» **Your goal**: Look below. Copy each line that has "always" in it.

» **Supplied material**:
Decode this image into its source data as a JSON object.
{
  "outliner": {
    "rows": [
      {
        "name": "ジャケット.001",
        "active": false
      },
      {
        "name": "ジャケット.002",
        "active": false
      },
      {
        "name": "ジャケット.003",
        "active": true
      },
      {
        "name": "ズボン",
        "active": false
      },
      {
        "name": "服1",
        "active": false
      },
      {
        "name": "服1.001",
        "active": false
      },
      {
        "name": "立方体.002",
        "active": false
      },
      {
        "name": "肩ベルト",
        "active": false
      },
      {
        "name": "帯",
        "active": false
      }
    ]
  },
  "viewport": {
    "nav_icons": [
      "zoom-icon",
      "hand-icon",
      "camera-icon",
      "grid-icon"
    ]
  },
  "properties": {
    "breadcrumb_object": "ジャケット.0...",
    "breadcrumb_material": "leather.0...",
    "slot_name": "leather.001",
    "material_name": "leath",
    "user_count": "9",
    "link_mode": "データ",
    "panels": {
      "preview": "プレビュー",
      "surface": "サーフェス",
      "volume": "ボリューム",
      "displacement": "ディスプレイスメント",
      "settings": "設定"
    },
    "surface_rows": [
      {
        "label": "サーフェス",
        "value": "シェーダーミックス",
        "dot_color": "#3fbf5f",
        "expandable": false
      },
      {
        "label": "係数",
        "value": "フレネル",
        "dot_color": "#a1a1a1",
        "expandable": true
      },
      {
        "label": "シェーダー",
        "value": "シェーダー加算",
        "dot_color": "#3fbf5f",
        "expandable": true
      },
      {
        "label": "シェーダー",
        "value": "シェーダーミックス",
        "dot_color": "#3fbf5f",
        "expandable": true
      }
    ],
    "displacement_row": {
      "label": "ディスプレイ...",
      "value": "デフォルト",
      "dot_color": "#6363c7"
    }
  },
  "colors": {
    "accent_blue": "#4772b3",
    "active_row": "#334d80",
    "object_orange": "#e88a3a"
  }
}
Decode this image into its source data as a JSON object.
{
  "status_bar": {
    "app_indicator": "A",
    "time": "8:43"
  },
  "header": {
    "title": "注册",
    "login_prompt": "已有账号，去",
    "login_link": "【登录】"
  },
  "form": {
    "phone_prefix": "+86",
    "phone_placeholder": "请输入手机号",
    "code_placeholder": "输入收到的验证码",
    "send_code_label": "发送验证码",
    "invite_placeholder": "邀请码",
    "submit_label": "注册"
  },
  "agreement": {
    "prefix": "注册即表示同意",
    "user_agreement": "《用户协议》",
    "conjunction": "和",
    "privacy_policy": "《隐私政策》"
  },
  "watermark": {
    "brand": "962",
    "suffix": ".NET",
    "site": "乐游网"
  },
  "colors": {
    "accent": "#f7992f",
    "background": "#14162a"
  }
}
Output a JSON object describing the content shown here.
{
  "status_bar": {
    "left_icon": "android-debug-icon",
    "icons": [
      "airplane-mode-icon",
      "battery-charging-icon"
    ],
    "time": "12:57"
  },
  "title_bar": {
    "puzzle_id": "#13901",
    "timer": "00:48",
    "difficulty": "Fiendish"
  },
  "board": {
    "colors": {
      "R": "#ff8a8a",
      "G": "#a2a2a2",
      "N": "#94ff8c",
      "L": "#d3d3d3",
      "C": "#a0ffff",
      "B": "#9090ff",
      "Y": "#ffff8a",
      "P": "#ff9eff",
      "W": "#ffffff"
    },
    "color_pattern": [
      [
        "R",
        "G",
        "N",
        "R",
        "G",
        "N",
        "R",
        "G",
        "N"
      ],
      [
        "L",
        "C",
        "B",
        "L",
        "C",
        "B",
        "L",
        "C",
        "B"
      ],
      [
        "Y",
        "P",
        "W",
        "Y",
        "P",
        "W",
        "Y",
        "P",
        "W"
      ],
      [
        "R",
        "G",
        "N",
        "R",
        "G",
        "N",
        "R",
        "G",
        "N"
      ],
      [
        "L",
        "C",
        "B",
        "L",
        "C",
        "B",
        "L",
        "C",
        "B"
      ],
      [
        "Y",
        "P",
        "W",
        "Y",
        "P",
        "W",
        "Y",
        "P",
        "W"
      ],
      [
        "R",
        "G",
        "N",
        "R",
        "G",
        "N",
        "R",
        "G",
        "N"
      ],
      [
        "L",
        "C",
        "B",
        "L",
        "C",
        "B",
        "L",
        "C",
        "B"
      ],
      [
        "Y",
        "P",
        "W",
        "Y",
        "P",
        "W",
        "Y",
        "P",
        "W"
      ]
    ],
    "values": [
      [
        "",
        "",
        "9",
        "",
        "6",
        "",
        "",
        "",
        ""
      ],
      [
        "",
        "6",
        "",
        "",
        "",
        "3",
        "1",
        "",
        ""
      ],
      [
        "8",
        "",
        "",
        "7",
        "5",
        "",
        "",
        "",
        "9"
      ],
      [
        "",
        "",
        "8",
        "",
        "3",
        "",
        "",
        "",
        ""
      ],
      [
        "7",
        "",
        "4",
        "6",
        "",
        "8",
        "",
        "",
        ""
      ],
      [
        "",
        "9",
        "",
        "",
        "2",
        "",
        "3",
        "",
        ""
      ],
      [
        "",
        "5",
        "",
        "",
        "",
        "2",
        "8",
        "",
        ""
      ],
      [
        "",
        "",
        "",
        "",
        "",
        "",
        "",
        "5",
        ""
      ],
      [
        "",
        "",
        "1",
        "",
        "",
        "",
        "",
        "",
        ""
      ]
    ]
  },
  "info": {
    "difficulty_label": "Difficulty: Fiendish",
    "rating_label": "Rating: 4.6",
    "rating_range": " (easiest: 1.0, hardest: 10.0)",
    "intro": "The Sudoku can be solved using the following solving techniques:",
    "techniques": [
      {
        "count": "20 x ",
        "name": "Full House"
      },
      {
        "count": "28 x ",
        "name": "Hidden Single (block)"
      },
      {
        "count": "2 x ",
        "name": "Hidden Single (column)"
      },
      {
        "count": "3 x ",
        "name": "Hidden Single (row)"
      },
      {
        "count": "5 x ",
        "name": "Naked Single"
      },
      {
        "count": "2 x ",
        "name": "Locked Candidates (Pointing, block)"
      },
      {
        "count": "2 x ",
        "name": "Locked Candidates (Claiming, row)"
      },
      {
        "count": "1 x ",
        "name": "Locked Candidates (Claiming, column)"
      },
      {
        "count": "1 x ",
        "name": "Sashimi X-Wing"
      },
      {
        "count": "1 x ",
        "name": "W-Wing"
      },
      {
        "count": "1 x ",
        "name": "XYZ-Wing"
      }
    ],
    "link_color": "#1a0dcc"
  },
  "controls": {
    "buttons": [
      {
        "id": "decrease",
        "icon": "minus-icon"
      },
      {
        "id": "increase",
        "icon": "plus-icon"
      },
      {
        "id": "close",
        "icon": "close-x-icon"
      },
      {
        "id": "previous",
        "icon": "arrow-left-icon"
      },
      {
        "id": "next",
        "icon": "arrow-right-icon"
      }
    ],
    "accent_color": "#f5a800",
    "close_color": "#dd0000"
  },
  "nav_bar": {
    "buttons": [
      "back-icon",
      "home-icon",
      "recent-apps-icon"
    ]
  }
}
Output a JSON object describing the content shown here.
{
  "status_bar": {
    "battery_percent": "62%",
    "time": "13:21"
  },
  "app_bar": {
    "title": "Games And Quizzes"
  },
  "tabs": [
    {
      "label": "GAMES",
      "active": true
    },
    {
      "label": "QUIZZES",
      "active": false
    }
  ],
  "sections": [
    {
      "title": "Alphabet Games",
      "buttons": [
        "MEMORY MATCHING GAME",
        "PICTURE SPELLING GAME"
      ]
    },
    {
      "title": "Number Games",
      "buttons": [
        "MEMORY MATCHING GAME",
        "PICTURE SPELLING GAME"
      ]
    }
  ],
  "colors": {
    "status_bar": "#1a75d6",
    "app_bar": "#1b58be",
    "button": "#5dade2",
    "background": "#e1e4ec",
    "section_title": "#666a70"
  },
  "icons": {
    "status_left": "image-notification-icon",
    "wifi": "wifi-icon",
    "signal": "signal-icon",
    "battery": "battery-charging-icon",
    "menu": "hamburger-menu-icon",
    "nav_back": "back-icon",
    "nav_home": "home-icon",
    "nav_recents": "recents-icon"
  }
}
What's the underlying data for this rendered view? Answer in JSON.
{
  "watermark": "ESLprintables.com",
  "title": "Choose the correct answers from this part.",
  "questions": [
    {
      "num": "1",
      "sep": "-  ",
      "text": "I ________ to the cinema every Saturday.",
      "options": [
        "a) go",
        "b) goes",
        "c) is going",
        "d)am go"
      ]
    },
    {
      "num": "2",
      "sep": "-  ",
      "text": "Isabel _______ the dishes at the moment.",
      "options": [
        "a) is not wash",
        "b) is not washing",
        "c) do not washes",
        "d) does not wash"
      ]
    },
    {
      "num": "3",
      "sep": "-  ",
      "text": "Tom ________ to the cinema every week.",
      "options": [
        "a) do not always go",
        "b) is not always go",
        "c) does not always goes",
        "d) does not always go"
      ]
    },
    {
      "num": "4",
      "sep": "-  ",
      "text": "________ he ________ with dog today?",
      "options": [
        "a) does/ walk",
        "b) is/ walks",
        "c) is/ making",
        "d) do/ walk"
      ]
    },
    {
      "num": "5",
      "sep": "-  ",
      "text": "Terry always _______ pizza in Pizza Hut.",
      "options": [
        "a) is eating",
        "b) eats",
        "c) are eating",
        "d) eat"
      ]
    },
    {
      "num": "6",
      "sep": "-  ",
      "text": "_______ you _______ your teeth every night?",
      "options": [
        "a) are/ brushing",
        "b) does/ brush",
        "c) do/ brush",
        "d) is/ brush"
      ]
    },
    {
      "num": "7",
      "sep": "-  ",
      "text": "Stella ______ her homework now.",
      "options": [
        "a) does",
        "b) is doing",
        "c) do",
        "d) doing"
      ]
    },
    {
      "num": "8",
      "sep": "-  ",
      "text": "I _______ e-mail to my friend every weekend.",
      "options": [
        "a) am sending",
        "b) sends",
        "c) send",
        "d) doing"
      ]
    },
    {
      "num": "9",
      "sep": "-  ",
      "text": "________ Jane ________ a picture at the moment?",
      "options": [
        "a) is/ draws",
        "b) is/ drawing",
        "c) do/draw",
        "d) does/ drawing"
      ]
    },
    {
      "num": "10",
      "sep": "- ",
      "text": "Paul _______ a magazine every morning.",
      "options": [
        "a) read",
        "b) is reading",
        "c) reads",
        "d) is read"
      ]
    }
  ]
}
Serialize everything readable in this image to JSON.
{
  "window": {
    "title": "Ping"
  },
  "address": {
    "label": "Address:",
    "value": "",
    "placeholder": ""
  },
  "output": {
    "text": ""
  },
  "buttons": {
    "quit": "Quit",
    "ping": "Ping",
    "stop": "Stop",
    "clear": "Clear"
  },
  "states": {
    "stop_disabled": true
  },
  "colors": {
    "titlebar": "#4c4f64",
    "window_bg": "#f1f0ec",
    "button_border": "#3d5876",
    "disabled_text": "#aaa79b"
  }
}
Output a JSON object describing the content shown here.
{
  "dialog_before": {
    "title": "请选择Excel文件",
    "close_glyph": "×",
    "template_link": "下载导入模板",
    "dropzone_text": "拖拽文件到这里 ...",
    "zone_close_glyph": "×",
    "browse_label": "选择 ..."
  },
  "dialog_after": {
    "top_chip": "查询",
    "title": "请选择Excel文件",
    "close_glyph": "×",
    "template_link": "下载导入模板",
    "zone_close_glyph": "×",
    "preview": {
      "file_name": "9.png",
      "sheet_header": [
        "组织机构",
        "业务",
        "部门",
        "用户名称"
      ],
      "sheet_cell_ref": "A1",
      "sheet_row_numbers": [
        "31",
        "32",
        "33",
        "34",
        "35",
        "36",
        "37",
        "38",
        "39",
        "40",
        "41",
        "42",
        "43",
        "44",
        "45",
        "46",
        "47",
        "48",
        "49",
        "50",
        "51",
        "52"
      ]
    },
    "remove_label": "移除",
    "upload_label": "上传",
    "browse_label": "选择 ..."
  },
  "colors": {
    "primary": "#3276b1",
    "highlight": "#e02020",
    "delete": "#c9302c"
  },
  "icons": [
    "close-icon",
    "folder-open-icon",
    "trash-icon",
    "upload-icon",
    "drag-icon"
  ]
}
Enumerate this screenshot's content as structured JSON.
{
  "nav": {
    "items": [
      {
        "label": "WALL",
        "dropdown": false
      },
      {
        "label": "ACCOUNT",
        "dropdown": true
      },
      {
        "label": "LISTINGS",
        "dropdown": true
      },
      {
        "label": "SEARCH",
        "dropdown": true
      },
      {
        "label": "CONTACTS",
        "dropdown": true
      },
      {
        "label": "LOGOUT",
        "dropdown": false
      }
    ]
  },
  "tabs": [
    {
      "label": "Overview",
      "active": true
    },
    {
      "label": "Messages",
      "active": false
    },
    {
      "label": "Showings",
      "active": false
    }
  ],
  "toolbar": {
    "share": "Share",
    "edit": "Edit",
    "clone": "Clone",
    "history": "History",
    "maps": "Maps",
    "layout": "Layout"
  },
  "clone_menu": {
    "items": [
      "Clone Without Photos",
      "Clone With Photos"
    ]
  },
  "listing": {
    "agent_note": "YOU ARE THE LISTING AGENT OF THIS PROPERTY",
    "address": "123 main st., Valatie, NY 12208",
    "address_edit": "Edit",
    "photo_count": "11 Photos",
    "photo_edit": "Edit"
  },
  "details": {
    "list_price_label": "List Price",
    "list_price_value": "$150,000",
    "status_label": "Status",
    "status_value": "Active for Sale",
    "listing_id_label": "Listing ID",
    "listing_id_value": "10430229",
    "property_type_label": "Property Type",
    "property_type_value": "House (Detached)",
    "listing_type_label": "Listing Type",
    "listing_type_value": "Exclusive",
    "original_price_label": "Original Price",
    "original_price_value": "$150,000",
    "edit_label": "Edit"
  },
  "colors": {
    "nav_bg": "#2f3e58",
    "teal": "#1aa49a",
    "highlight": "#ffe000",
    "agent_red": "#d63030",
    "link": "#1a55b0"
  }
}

» **Written answer**:
        "a) do not always go",
        "b) is not always go",
        "c) does not always goes",
        "d) does not always go"
      "text": "Terry always _______ pizza in Pizza Hut.",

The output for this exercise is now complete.